Tazumal is the most important and extensively restored Maya site in El Salvador. While the Tazumal ruins are very important for El Salvador they pale in comparison to those in neighboring countries. The site is part of the large archaeological zone of Chalchuapa. Although close together, the individual groups have been given separate names and are treated as separate Maya cities. The structures found here show evidence of being influenced by Copán in Honduras, and also share some stylistic elements that are more characteristic of central Mexican, such as those in Teotihuacan.
In the K’iche’ language Tazumal means, “the place where the victims were burned”.
The excavated remains of Tazumal span a period of over 1000 years, from around 100 AD to 1200 AD. It’s believed that the city functioned as an important trading center, and that much of its ruins still remain unexcavated. Most of the construction took place around 400 to 680 AD with building made of adobe, or stone set in adobe, and a facing of lime plaster. The site was abandoned around AD 1200.
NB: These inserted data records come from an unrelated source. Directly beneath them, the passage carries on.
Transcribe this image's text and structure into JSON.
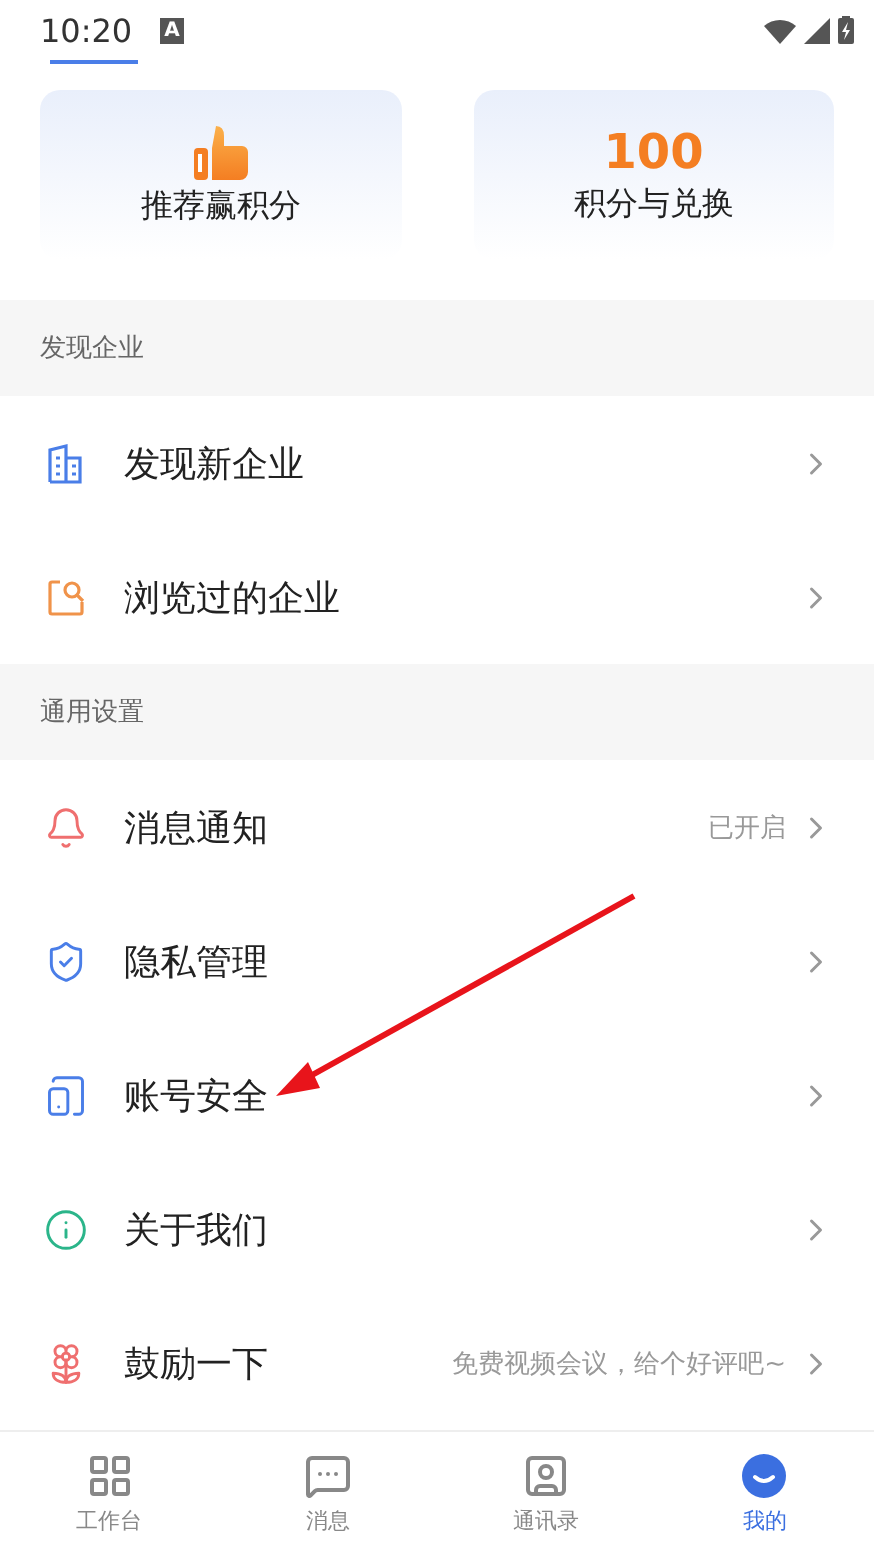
{
  "status_bar": {
    "time": "10:20",
    "input_indicator": "A"
  },
  "cards": [
    {
      "kind": "thumb",
      "label": "推荐赢积分"
    },
    {
      "kind": "number",
      "value": "100",
      "label": "积分与兑换"
    }
  ],
  "sections": [
    {
      "title": "发现企业",
      "items": [
        {
          "kind": "building",
          "label": "发现新企业"
        },
        {
          "kind": "browsed",
          "label": "浏览过的企业"
        }
      ]
    },
    {
      "title": "通用设置",
      "items": [
        {
          "kind": "bell",
          "label": "消息通知",
          "value": "已开启"
        },
        {
          "kind": "shield",
          "label": "隐私管理"
        },
        {
          "kind": "phone",
          "label": "账号安全"
        },
        {
          "kind": "info",
          "label": "关于我们"
        },
        {
          "kind": "flower",
          "label": "鼓励一下",
          "value": "免费视频会议，给个好评吧~"
        }
      ]
    }
  ],
  "tabs": [
    {
      "kind": "grid",
      "label": "工作台",
      "selected": false
    },
    {
      "kind": "message",
      "label": "消息",
      "selected": false
    },
    {
      "kind": "contacts",
      "label": "通讯录",
      "selected": false
    },
    {
      "kind": "me",
      "label": "我的",
      "selected": true
    }
  ]
}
Map of Tazumal
|The map shows the location of Tazumal. The buttons on the left can be used to zoom in or out. Click and drag the map to move around.|
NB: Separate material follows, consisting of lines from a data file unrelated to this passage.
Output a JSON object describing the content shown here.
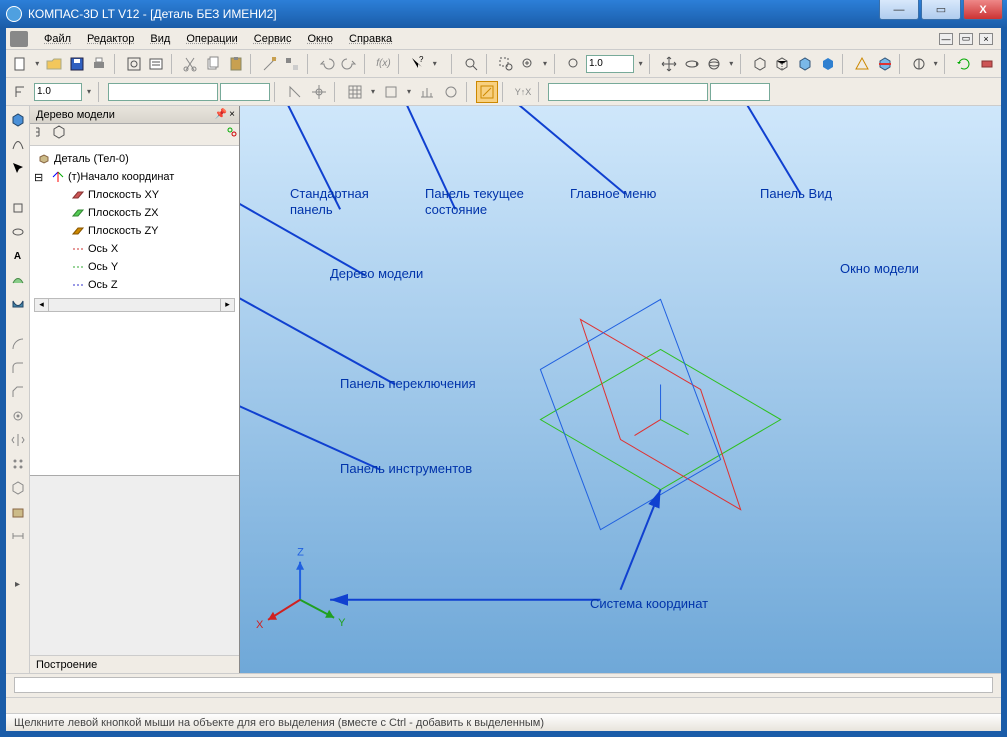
{
  "window": {
    "title": "КОМПАС-3D LT V12 - [Деталь БЕЗ ИМЕНИ2]",
    "min_label": "—",
    "max_label": "▭",
    "close_label": "X"
  },
  "menu": {
    "items": [
      "Файл",
      "Редактор",
      "Вид",
      "Операции",
      "Сервис",
      "Окно",
      "Справка"
    ]
  },
  "toolbar1": {
    "zoom_value": "1.0"
  },
  "toolbar2": {
    "step_value": "1.0"
  },
  "tree": {
    "title": "Дерево модели",
    "root": "Деталь (Тел-0)",
    "origin": "(т)Начало координат",
    "planes": [
      "Плоскость XY",
      "Плоскость ZX",
      "Плоскость ZY"
    ],
    "axes": [
      "Ось X",
      "Ось Y",
      "Ось Z"
    ],
    "status": "Построение"
  },
  "annotations": {
    "standard_panel": "Стандартная панель",
    "state_panel": "Панель текущее состояние",
    "main_menu": "Главное меню",
    "view_panel": "Панель Вид",
    "model_window": "Окно модели",
    "model_tree": "Дерево модели",
    "switch_panel": "Панель переключения",
    "tools_panel": "Панель инструментов",
    "coord_system": "Система координат",
    "axis_x": "X",
    "axis_y": "Y",
    "axis_z": "Z"
  },
  "statusbar": {
    "text": "Щелкните левой кнопкой мыши на объекте для его выделения (вместе с Ctrl - добавить к выделенным)"
  },
  "colors": {
    "arrow": "#1040d0",
    "text": "#0033aa"
  }
}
The most important building at Tazumal is Structure I, a large pyramid with numerous tiers. The pyramid has a broad stairway on its west side, and a temple with square columns on top. Visitors are no longer allowed to climb any structure at Tazumal due to the damage from the 2001 earthquake.
Tazumal is located in the heart of Chalchuapa just north of Santa Ana and some 37 miles (60 km) from the capital, San Salvador.